In this context, you can also see a string necklace of genuine pearls as more useful to a rich socialite than to the average Goth, even though the Goth might sell the necklace and get a year’s worth of food out of it as the Goth’s pleasure would rank lower than the socialite’s pleasure. It would even justify stealing the pearls from the Goth and giving them to the socialite.
Utilitarian reasoning is why so many UK politicians – and all of those who are currently in UK government – think that it is fine to have millions and millions of Brits – including children – live in deep poverty. It is also why they believe that it is fine to lie to the British public.
By the way, France had briefly seen similar ideas before Bentham came along in Britain. They were proposed by Claude-Adrien Helvétius who lived from 1715 to 1771. In the country that has “brotherhood, equality and freedom” (liberté, égalité, fraternité) as its national motto, however, these ideas were condemned so strongly – partly even banned – that they all soon disappeared from the scene.
The division in higher and lower pleasures was mainly Mill’s response to the criticisms on Bentham’s utilitarianism.
In Britain, many saw Bentham’s utilitarianism as a doctrine for swine (a doctrine that taught no more than the pursuit of pleasure), to which Mill retorted that it was better to have an unhappy human than a happy pig.
So he came up with his division into lower and higher pleasures.
He saw no point in trying to make a pig happy as that would only result in “lower” pleasures.
Of Mill, we know that he looked down on the British working class. He considered them nothing but liars.
But he wasn’t very fond of the British in general either. He considered them “parochial” and took pride in being able to read and communicate in French. Mill first visited France at age 14, where he enjoyed the “free and genial atmosphere of Continental life” very much, the same France that had previously rejected the ideas of Helvétius.
Yes, John Stuart Mill put great emphasis on intellectual pleasures at the expense of other pleasures.
He was home-schooled. His father started him on the Greek language at age 3. He began learning Latin soon after and read the Homer in its original Latin at age 7 or thereabouts.
I think it is fair to say that Mill’s views on life were probably somewhat distorted. He’d never experienced anything close to the needs of “lower” human beings, such as the need for food and shelter.
His mentor Bentham went to Oxford University at age 12, where he studied law.
As Bentham was well to do, he did not need a job and was free to pursue his own pleasures.

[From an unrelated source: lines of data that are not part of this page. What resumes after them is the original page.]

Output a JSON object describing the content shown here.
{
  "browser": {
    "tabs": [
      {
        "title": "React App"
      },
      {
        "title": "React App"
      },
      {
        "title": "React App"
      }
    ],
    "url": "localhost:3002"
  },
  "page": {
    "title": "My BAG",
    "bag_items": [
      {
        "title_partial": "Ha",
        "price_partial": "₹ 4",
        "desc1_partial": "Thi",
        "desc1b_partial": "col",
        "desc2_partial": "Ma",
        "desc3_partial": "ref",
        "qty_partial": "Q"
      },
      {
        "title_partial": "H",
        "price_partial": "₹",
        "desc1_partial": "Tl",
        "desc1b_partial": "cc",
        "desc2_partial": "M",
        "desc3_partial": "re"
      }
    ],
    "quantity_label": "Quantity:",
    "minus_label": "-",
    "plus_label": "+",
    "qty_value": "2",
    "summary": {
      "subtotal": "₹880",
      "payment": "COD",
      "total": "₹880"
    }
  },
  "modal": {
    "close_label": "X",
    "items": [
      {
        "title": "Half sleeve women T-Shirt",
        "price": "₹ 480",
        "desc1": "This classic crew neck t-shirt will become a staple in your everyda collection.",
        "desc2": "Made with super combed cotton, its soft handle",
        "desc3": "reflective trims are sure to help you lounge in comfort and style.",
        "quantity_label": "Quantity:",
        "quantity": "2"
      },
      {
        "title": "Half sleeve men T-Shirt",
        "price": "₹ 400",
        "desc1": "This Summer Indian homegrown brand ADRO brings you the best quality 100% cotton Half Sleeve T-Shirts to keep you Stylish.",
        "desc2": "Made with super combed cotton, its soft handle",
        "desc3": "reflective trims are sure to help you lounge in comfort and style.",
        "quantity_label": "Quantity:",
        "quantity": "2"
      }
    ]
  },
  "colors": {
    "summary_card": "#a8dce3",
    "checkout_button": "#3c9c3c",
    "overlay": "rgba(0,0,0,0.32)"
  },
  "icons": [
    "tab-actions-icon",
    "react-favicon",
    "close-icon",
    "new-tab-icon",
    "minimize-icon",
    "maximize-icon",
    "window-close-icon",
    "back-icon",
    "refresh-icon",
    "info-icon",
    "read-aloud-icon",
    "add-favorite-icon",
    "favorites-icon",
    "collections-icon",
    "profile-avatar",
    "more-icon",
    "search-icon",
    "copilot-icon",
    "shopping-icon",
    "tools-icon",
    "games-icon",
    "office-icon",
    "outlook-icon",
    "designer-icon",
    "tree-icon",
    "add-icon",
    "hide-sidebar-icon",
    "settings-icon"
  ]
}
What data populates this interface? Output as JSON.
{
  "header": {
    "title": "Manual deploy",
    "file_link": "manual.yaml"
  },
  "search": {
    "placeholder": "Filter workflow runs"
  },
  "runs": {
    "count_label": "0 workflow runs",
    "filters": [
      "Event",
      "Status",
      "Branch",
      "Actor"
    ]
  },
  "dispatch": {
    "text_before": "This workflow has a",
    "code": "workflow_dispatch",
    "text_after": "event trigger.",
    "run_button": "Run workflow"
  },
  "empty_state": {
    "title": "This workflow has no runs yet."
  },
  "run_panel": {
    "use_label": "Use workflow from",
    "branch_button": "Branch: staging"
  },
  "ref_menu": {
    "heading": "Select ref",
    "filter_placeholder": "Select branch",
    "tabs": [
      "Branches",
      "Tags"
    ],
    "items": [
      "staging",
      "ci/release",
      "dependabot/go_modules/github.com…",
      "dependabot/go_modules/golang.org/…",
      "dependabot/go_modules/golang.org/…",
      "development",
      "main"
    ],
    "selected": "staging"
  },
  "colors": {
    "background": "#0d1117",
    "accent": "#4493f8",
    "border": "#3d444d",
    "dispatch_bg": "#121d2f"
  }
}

He was one of the founders of what later became University College London. He also founded a utilitarian newspaper called the Westminster Review.
I think we can also say of Bentham that he wrote from the exclusive perspective of a privileged man who never required any form of employment and who never experienced what it is like not to have a limitless supply of safety and security, let alone food and shelter.
I will let you draw your own conclusions.
Tomorrow is the day YOU get to decide what kind of society you want to live in. One that only supports the likes of Nigel Farage (who flees abroad every time things are not going well for him in the UK) and Boris Johnson, Iain Duncan Smith, Theresa May and the right honourable Matt Hancock – or one that works for all Brits.
Do you want a government that sees YOU as expendable? As disposable? Or do you want something better for yourself?
Tactical voting can make a difference. Tactical voting is not – as some Tories have claimed – committing voter fraud by for example voting in two towns.
Tactical voting means that you vote for the non-Conservative non-Brexit Party (formerly UKIP) candidate who stands the best chance of getting elected in your constituency.
Because even marginally better candidates can still help make a real difference, even if you would actually prefer to vote for someone else.